In the material below, identify each line bearing the word "icon". Reproduce those lines.

══════════════════════════════

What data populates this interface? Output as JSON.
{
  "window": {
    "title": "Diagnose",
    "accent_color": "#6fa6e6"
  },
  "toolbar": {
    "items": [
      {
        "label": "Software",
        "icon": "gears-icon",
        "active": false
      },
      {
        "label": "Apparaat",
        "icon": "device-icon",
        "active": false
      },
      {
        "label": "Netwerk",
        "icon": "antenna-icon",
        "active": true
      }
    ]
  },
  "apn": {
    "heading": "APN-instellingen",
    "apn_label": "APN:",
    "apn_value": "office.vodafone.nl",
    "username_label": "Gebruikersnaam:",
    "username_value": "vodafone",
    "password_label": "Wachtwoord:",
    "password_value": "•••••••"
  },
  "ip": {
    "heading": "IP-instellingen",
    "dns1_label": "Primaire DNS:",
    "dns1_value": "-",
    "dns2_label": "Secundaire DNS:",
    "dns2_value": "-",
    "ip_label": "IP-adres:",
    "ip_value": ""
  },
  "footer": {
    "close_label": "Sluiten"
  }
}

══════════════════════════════

Final answer ::
        "icon": "gears-icon",
        "icon": "device-icon",
        "icon": "antenna-icon",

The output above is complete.